Philip Seymour Hoffman. Another one bites the dust.

Philip Seymour Hoffman died yesterday. Or at least that is when they found his body. If you are on any type of Social Media site it was hard to miss, as is just about anything else, whether you want to know about it or not. It wasn't difficult to guess what might have been the cause of his death.  At the first news of his passing the "feed" was packed with words like sadheartbreaking, genius, and gifted. Later as more news broke the word shocking was added to the list. And then it took only a matter of hours (I say that generously, it was probably more like minutes) for those words to change. Soon the "feed" was packed with words like pathetic, tragic, loser, addict, and junkie. In the blink of an eye, the masses, once again, decide who or what a person is based on their demons. The talent becomes overshadowed by the needle found in his vein.
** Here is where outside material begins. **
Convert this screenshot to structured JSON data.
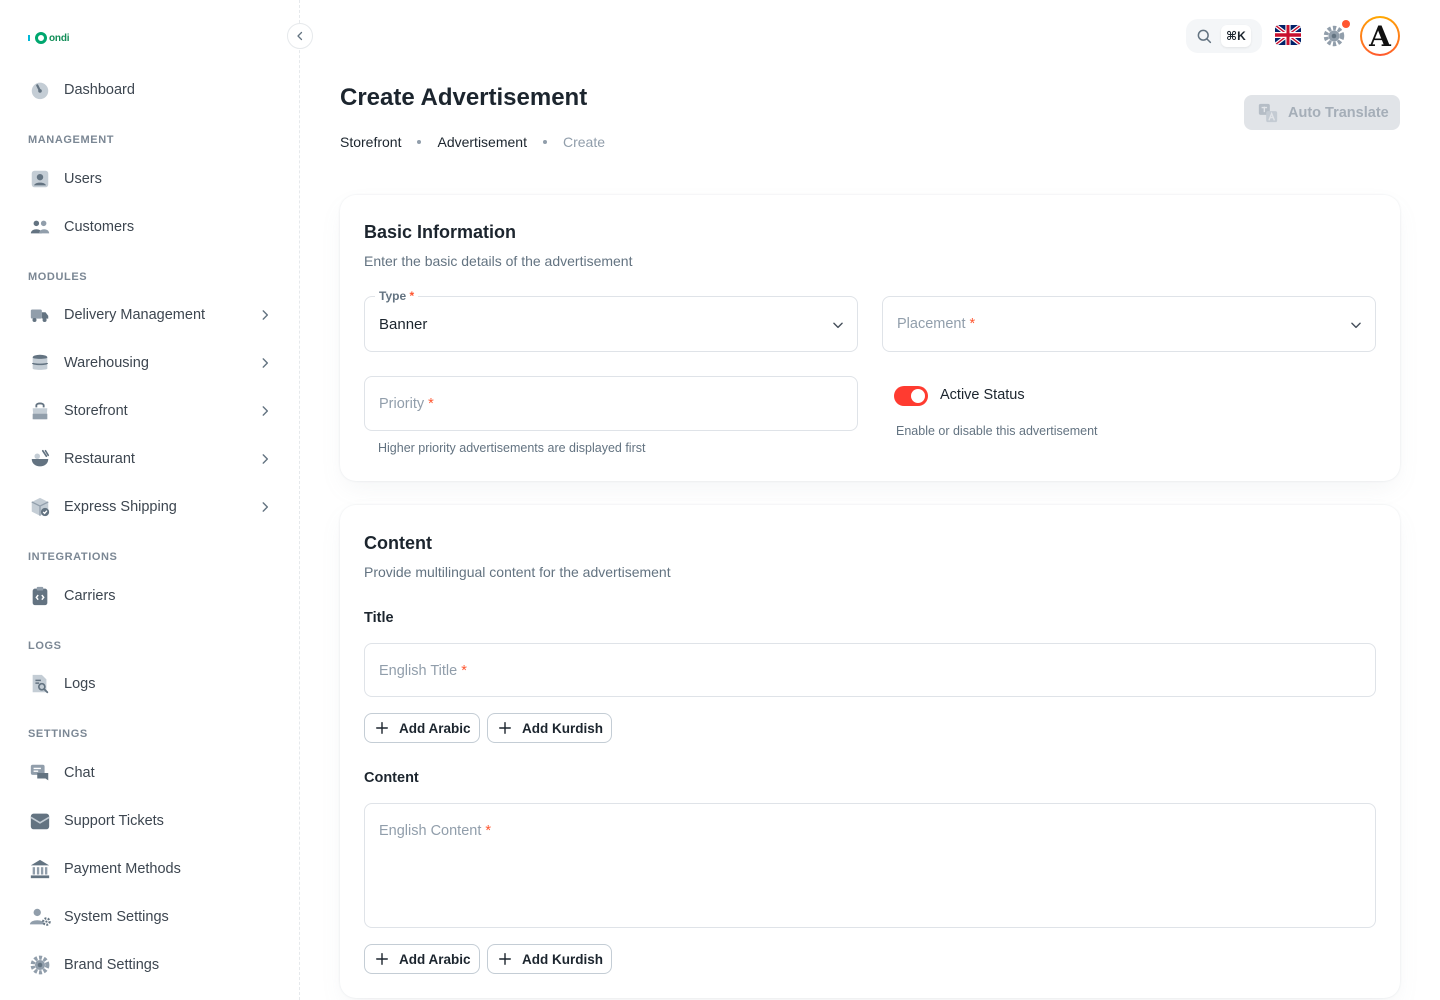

I'm not saying that it should be this way, or it shouldn't. I don't know. I do know that personally I don't like it. I hate to see people turn so quickly. To dismiss someones beauty simply because of what was ugly. To judge so harshly, a demon that I'm guessing most of them have never battled. It makes me sad. It also makes me angry. There is far too little understanding and compassion in this world, and far to much judging and condemning. That alone, makes it much harder, for certain types of people to find their way. They simply feel it all on a much grander scale.

As I said, I wasn't surprised to hear his death was drug related. I was hopeful that maybe it wasn't, but not surprised that it was. You will rarely find an individual with that level of depth, that has not, at the very least "dabbled", in an attempt to shut some of it off.
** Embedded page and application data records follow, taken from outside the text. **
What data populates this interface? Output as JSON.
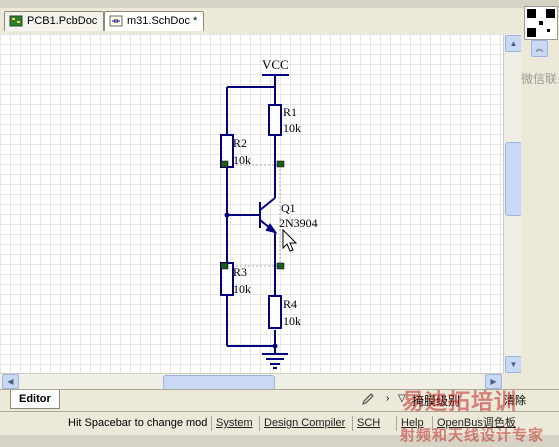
{
  "doc_tabs": [
    {
      "label": "PCB1.PcbDoc",
      "icon": "pcb-doc-icon",
      "active": false
    },
    {
      "label": "m31.SchDoc *",
      "icon": "sch-doc-icon",
      "active": true
    }
  ],
  "schematic": {
    "power_label": "VCC",
    "components": [
      {
        "designator": "R1",
        "value": "10k"
      },
      {
        "designator": "R2",
        "value": "10k"
      },
      {
        "designator": "Q1",
        "value": "2N3904"
      },
      {
        "designator": "R3",
        "value": "10k"
      },
      {
        "designator": "R4",
        "value": "10k"
      }
    ]
  },
  "editor": {
    "tab_label": "Editor",
    "mask_level_label": "掩膜级别",
    "clear_label": "清除"
  },
  "statusbar": {
    "message": "Hit Spacebar to change mod",
    "panels": [
      "System",
      "Design Compiler",
      "SCH",
      "Help",
      "OpenBus调色板"
    ]
  },
  "watermark": {
    "top_right": "微信联系",
    "bottom_right": "易迪拓培训",
    "bottom_sub": "射频和天线设计专家"
  },
  "colors": {
    "wire": "#000080",
    "component": "#000080",
    "resistor_fill": "#ffffff",
    "pin": "#000000",
    "accent": "#c8d8f5"
  }
}
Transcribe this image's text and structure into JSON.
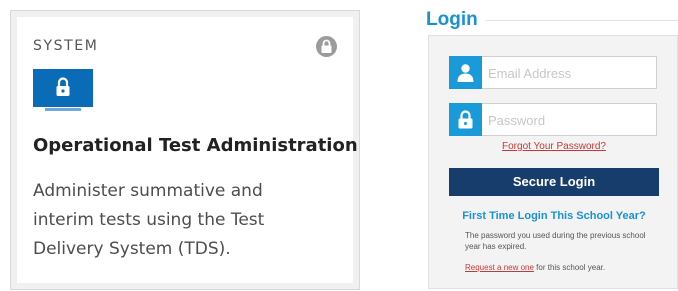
{
  "system_card": {
    "label": "SYSTEM",
    "title": "Operational Test Administration",
    "description": "Administer summative and interim tests using the Test Delivery System (TDS).",
    "icons": {
      "status": "lock-icon",
      "hero": "lock-monitor-icon"
    }
  },
  "login": {
    "title": "Login",
    "email": {
      "placeholder": "Email Address",
      "value": "",
      "icon": "user-icon"
    },
    "password": {
      "placeholder": "Password",
      "value": "",
      "icon": "lock-icon"
    },
    "forgot_link": "Forgot Your Password?",
    "submit_label": "Secure Login",
    "first_time_heading": "First Time Login This School Year?",
    "expired_note": "The password you used during the previous school year has expired.",
    "request_link": "Request a new one",
    "request_suffix": " for this school year."
  },
  "colors": {
    "accent_blue": "#1a91d4",
    "button_navy": "#163d6b",
    "link_red": "#c23b3b",
    "hero_blue": "#0a6bb6"
  }
}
I'm sure people will lose interest in bashing as they always seem to do. Soon enough, the overdose won't be the main focus, and hopefully his legacy will be more about what an amazingly talented actor he was. More accurately though, it will most likely turn a sharper corner, and he will be idolized because of his demons.  In either case, I think we miss the point.

RIP, Philip Seymour Hoffman. A man, who despite all of his fantastic character portrayals, will forever be known (to me) as the man that invented "sharting". :)


  1. Stigma, it's a bitch. I'm struggling more with the Woody Allen article that's going around. I love his movies. Apparently that's an unpopular opinion. But to say that he suffers from mental illness may be an understatement. I am sorry for any abuse that anyone had or has to suffer because they live with a mentally ill person. I am also sorry that the mentally ill are an underserved population. In the end, at least in my mind, we all will be what exactly what we are. Human.

  2. I've read a few different articles, each with their own spin. I've all liked his movies, but at same time, it was hard not to notice something was a little "off" with Woody Allen. Whatever that is, is probably the same thing that makes his movies what they are. The letter from Dylan hit home. And so did the immediate reaction of "who's to say wether it's true or not." That infuriates me. It probably always will. In my mind the victim has far more to lose than gain by coming forward. Our society has made it this way. It's sad, and people are sad.

  3. I totally agree that it's disgusting how we shame people who come forward with stories of abuse. Also sad is that no one considers what might have shaped Woody Allen's behavior, should he be guilty of what Dylan has put forth. I appreciate that she spoke up. If it's true, I hope they both get help. And yes, her story is hard to read, especially when I've felt so connected to some of his movies. Art is so damn complex. As for the morons who jump to conclusions without a thought - they are sad. They make me feel sad. But they also make me want to think more, feel more, and care more.